START DATA SUPPLIED

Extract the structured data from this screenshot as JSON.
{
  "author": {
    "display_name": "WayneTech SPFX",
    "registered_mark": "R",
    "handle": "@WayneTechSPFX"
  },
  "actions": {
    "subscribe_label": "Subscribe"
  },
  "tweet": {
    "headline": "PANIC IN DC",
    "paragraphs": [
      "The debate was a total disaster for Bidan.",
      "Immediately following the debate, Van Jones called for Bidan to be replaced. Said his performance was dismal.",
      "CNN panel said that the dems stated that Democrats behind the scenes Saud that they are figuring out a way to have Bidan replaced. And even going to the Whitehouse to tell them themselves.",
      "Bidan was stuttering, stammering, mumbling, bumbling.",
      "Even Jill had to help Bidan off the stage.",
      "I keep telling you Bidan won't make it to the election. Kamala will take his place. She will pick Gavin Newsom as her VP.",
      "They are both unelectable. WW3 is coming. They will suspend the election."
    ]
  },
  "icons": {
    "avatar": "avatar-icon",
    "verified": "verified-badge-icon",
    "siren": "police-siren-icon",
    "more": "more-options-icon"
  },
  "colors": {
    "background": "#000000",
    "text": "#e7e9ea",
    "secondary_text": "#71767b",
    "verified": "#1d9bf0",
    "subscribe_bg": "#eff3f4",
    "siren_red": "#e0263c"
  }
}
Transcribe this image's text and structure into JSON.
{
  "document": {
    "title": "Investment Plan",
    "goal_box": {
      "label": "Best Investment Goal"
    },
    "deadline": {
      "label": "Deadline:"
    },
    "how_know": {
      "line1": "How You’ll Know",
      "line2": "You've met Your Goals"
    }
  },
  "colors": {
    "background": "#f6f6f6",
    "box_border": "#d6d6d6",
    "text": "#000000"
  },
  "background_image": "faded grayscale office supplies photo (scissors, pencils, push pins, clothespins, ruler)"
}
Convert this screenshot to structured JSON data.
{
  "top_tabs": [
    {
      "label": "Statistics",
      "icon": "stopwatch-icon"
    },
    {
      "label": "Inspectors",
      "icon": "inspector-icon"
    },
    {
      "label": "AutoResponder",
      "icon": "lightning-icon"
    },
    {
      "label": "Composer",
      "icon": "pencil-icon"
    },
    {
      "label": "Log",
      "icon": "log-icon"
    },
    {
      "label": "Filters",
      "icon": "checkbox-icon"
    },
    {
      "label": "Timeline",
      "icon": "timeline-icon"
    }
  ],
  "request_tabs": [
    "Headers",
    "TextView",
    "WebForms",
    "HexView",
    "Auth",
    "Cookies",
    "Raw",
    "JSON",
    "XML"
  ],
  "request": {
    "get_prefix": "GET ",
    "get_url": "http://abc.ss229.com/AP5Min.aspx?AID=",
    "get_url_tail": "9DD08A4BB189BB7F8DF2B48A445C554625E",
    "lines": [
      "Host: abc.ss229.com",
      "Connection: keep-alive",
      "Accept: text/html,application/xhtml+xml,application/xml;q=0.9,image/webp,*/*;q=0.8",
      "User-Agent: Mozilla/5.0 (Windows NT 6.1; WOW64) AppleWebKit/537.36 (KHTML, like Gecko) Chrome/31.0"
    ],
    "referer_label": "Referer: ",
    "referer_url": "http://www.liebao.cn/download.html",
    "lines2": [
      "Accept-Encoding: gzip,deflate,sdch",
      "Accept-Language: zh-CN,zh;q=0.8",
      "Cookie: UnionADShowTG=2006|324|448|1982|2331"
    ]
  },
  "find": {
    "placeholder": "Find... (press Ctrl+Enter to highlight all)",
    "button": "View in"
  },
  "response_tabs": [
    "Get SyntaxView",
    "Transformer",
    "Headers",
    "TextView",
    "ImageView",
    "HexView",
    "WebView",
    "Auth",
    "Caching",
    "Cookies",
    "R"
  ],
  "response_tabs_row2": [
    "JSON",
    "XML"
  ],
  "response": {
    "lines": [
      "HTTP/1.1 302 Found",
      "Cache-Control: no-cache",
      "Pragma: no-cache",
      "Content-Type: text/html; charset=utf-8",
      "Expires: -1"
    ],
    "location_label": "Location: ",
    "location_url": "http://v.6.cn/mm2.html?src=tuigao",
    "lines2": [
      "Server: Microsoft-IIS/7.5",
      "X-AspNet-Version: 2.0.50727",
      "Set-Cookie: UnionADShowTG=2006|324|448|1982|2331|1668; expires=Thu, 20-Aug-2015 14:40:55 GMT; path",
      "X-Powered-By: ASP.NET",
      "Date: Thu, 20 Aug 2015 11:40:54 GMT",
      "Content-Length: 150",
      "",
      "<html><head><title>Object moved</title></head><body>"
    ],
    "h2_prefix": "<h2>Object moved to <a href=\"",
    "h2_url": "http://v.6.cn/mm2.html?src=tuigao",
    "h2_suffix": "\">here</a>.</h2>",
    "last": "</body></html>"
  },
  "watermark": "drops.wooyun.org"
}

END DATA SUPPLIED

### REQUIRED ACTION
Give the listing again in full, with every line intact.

### WRITTEN SOLUTION
Extract the structured data from this screenshot as JSON.
{
  "author": {
    "display_name": "WayneTech SPFX",
    "registered_mark": "R",
    "handle": "@WayneTechSPFX"
  },
  "actions": {
    "subscribe_label": "Subscribe"
  },
  "tweet": {
    "headline": "PANIC IN DC",
    "paragraphs": [
      "The debate was a total disaster for Bidan.",
      "Immediately following the debate, Van Jones called for Bidan to be replaced. Said his performance was dismal.",
      "CNN panel said that the dems stated that Democrats behind the scenes Saud that they are figuring out a way to have Bidan replaced. And even going to the Whitehouse to tell them themselves.",
      "Bidan was stuttering, stammering, mumbling, bumbling.",
      "Even Jill had to help Bidan off the stage.",
      "I keep telling you Bidan won't make it to the election. Kamala will take his place. She will pick Gavin Newsom as her VP.",
      "They are both unelectable. WW3 is coming. They will suspend the election."
    ]
  },
  "icons": {
    "avatar": "avatar-icon",
    "verified": "verified-badge-icon",
    "siren": "police-siren-icon",
    "more": "more-options-icon"
  },
  "colors": {
    "background": "#000000",
    "text": "#e7e9ea",
    "secondary_text": "#71767b",
    "verified": "#1d9bf0",
    "subscribe_bg": "#eff3f4",
    "siren_red": "#e0263c"
  }
}
Transcribe this image's text and structure into JSON.
{
  "document": {
    "title": "Investment Plan",
    "goal_box": {
      "label": "Best Investment Goal"
    },
    "deadline": {
      "label": "Deadline:"
    },
    "how_know": {
      "line1": "How You’ll Know",
      "line2": "You've met Your Goals"
    }
  },
  "colors": {
    "background": "#f6f6f6",
    "box_border": "#d6d6d6",
    "text": "#000000"
  },
  "background_image": "faded grayscale office supplies photo (scissors, pencils, push pins, clothespins, ruler)"
}
Convert this screenshot to structured JSON data.
{
  "top_tabs": [
    {
      "label": "Statistics",
      "icon": "stopwatch-icon"
    },
    {
      "label": "Inspectors",
      "icon": "inspector-icon"
    },
    {
      "label": "AutoResponder",
      "icon": "lightning-icon"
    },
    {
      "label": "Composer",
      "icon": "pencil-icon"
    },
    {
      "label": "Log",
      "icon": "log-icon"
    },
    {
      "label": "Filters",
      "icon": "checkbox-icon"
    },
    {
      "label": "Timeline",
      "icon": "timeline-icon"
    }
  ],
  "request_tabs": [
    "Headers",
    "TextView",
    "WebForms",
    "HexView",
    "Auth",
    "Cookies",
    "Raw",
    "JSON",
    "XML"
  ],
  "request": {
    "get_prefix": "GET ",
    "get_url": "http://abc.ss229.com/AP5Min.aspx?AID=",
    "get_url_tail": "9DD08A4BB189BB7F8DF2B48A445C554625E",
    "lines": [
      "Host: abc.ss229.com",
      "Connection: keep-alive",
      "Accept: text/html,application/xhtml+xml,application/xml;q=0.9,image/webp,*/*;q=0.8",
      "User-Agent: Mozilla/5.0 (Windows NT 6.1; WOW64) AppleWebKit/537.36 (KHTML, like Gecko) Chrome/31.0"
    ],
    "referer_label": "Referer: ",
    "referer_url": "http://www.liebao.cn/download.html",
    "lines2": [
      "Accept-Encoding: gzip,deflate,sdch",
      "Accept-Language: zh-CN,zh;q=0.8",
      "Cookie: UnionADShowTG=2006|324|448|1982|2331"
    ]
  },
  "find": {
    "placeholder": "Find... (press Ctrl+Enter to highlight all)",
    "button": "View in"
  },
  "response_tabs": [
    "Get SyntaxView",
    "Transformer",
    "Headers",
    "TextView",
    "ImageView",
    "HexView",
    "WebView",
    "Auth",
    "Caching",
    "Cookies",
    "R"
  ],
  "response_tabs_row2": [
    "JSON",
    "XML"
  ],
  "response": {
    "lines": [
      "HTTP/1.1 302 Found",
      "Cache-Control: no-cache",
      "Pragma: no-cache",
      "Content-Type: text/html; charset=utf-8",
      "Expires: -1"
    ],
    "location_label": "Location: ",
    "location_url": "http://v.6.cn/mm2.html?src=tuigao",
    "lines2": [
      "Server: Microsoft-IIS/7.5",
      "X-AspNet-Version: 2.0.50727",
      "Set-Cookie: UnionADShowTG=2006|324|448|1982|2331|1668; expires=Thu, 20-Aug-2015 14:40:55 GMT; path",
      "X-Powered-By: ASP.NET",
      "Date: Thu, 20 Aug 2015 11:40:54 GMT",
      "Content-Length: 150",
      "",
      "<html><head><title>Object moved</title></head><body>"
    ],
    "h2_prefix": "<h2>Object moved to <a href=\"",
    "h2_url": "http://v.6.cn/mm2.html?src=tuigao",
    "h2_suffix": "\">here</a>.</h2>",
    "last": "</body></html>"
  },
  "watermark": "drops.wooyun.org"
}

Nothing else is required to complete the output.